WMFE is Central Florida's primary provider of NPR programming on 90.7 FM and Classical Music on 90.7 HD2. Part of the community since 1965, WMFE focuses on providing quality national and local news and programming. We inspire and empower all Central Floridians to discover, grow and engage within and beyond their world.
CLOSEOpt Out: I already like WMFE!

Like us on Facebook!

Support for 90.7 WMFE is provided by

Statewide hearings on health care fund start in Orlando today

Florida Capitol/Photo: Wikimedia Commons

For the first time today, the public will get to weigh in on what to do with a federal program for the uninsured that’s created gridlock at the Statehouse. The meeting in Orlando kicks off a series of statewide hearings on the Low Income Pool, or LIP. 

LIP is a $2.2 billion dollar fund that mostly reimburses hospitals for treating Floridians without health insurance. It expires this summer, and federal officials aren’t inclined to extend it, saying instead the state should expand Medicaid to an additional 800,000 Floridians.

Governor Rick Scott has threatened a lawsuit over the issue, and lawmakers are in gridlock over how to pay for coverage of the uninsured.

House Speaker Steve Crisafulli sent an offer to the Florida Senate that would put $600 million of general revenue to draw down another $900 million in LIP funding – but only if the Florida Senate gave up a proposal to expand Medicaid. The senate wants to expand Medicaid by creating an insurance marketplace for the state.

That offer is no longer on the table, and the Florida house adjourned early Tuesday without passing a budget.

Florida Agency for Health Care Administration Secretary Elizabeth Dudek said the meetings are planned in Orlando, Miami and Tallahassee.

“They have components in there we would like the federal government to consider,” Dudek said. “Our goal would still be to try and get the LIP approval for the state and that’s what we’re working on.”

The hearings will collect comments on a proposal to extend LIP for two years. Those comments will be sent to the Centers for Medicare and Medicaid Services.

That federal agency will ultimately decide if Florida will still be allowed to continue the LIP program.


WMFE is a partner with Health News Florida, which receives support from the Corporation for Public Broadcasting.

Health reporting on WMFE is supported in part by Florida Hospital.

WMFE Journalistic Ethics Code | Public Media Code of Integrity

Abe Aboraya

About Abe Aboraya

Health Reporter / Special Project: ProPublica

Abe Aboraya started writing for newspapers in High School.

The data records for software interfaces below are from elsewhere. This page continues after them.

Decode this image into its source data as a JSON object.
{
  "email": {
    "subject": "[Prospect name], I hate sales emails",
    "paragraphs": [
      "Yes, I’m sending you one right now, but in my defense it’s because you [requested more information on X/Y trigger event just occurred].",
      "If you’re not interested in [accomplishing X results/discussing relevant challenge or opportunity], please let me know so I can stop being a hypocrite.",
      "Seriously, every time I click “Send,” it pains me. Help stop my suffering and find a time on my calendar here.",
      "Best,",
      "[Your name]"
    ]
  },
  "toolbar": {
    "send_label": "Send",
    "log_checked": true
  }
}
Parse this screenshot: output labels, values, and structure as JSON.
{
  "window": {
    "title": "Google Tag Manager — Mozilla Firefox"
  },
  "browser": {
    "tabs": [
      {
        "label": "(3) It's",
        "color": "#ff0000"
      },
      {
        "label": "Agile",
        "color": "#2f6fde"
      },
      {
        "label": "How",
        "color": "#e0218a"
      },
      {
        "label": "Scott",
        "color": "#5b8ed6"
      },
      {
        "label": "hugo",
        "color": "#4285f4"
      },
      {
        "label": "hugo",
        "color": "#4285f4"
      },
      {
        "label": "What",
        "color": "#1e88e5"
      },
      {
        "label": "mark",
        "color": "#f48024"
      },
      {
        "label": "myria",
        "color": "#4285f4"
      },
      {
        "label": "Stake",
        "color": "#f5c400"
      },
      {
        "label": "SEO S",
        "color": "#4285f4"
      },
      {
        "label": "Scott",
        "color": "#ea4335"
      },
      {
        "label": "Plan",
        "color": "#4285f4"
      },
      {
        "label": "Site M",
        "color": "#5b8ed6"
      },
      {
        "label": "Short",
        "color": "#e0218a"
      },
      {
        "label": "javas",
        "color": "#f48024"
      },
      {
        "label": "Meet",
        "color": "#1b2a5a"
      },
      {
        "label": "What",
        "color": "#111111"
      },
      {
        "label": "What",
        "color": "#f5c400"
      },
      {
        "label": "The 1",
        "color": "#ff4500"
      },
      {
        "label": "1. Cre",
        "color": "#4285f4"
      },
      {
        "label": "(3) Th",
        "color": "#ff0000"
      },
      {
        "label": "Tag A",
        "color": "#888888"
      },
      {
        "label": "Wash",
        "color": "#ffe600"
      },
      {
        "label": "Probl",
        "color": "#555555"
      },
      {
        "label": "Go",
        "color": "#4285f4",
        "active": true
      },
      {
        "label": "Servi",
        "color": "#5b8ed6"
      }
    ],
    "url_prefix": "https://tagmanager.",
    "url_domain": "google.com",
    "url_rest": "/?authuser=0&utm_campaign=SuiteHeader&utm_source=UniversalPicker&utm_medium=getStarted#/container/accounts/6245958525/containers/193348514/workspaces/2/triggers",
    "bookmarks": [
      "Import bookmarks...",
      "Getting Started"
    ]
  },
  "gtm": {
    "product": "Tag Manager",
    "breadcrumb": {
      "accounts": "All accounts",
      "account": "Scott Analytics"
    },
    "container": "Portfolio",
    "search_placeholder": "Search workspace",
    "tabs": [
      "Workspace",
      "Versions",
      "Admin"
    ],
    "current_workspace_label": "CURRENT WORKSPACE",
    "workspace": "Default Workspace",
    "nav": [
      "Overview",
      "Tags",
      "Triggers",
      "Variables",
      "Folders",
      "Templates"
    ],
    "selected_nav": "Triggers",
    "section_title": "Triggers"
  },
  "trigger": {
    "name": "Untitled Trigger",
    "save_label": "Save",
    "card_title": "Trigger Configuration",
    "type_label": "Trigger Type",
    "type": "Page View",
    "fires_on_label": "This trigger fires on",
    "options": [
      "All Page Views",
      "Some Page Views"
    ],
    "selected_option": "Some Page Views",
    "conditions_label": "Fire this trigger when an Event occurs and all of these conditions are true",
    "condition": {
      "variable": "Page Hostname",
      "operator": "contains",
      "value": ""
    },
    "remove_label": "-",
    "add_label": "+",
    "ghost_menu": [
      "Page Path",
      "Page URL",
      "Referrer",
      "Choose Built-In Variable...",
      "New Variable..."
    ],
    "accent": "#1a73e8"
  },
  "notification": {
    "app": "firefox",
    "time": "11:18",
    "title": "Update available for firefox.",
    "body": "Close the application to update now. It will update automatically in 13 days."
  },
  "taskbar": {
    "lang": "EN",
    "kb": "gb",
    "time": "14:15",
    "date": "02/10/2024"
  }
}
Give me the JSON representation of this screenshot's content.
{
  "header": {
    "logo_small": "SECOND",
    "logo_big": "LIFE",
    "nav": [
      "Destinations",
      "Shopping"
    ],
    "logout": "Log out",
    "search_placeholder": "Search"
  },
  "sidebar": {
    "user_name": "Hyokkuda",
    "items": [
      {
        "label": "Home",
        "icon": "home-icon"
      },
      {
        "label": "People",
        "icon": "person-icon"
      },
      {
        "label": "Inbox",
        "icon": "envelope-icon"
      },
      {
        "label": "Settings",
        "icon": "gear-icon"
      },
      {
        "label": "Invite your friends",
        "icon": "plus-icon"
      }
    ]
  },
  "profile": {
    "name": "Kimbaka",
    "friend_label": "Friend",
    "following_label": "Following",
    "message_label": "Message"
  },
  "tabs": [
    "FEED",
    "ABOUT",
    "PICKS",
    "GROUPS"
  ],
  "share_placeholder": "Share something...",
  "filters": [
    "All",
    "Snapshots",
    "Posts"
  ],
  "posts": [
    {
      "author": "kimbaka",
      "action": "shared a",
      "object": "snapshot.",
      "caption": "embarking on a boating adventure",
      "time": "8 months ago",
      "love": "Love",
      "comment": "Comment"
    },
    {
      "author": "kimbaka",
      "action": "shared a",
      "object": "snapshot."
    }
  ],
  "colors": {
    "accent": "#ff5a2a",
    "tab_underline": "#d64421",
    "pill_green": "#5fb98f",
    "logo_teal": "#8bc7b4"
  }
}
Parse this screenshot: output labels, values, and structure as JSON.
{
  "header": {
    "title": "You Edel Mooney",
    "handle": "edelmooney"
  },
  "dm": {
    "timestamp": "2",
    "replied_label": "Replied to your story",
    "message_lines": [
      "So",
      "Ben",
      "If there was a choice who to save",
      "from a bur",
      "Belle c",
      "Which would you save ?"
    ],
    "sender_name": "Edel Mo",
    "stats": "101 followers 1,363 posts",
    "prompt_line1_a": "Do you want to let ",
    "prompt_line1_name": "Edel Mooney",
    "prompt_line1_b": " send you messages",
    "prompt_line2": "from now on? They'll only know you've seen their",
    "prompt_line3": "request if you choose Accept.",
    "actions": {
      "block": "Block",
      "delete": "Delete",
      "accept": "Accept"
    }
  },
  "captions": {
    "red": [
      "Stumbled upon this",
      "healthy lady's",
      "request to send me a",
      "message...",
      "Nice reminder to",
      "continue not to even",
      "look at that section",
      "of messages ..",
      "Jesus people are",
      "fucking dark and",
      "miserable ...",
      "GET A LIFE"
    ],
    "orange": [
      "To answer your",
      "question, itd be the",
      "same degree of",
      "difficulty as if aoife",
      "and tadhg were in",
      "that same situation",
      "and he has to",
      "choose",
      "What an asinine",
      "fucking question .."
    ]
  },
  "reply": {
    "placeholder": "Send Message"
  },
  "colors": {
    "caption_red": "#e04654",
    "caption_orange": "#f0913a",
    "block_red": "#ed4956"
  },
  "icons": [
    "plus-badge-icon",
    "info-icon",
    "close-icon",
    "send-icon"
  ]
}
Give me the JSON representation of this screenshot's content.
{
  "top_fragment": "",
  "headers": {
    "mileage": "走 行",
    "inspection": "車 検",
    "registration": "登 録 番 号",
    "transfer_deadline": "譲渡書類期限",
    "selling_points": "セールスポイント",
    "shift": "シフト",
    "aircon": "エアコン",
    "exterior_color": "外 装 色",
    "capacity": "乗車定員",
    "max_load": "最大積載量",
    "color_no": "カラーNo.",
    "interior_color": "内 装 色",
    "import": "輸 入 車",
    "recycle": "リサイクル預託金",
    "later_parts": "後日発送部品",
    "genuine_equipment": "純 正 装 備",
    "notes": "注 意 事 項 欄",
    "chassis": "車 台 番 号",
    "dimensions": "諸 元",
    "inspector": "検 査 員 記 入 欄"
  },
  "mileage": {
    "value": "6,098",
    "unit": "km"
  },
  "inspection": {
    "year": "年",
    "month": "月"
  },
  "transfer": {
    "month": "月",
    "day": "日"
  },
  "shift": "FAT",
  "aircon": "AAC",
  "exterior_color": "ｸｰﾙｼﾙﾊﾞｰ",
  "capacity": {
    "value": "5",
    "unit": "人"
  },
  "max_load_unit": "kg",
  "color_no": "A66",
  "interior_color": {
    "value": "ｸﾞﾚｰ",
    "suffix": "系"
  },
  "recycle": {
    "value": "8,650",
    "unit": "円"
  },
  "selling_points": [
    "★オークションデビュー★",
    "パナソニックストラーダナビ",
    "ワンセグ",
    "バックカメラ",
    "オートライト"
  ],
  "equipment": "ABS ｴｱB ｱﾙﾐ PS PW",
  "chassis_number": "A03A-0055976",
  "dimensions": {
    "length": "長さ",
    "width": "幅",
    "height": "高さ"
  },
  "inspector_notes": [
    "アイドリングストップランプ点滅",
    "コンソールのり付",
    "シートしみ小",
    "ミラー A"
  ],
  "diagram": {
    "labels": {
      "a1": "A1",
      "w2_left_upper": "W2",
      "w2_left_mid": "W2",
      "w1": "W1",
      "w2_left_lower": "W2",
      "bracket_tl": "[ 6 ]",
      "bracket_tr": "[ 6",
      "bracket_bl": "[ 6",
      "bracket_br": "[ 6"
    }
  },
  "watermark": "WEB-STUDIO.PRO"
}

After graduating from the University of Central Florida in 2007, he spent a year traveling and working as a freelance reporter for the Seattle Times and the Seattle Weekly, and working for local news websites in the San Francisco Bay area. Most recently Abe ... Read Full Bio »

TOP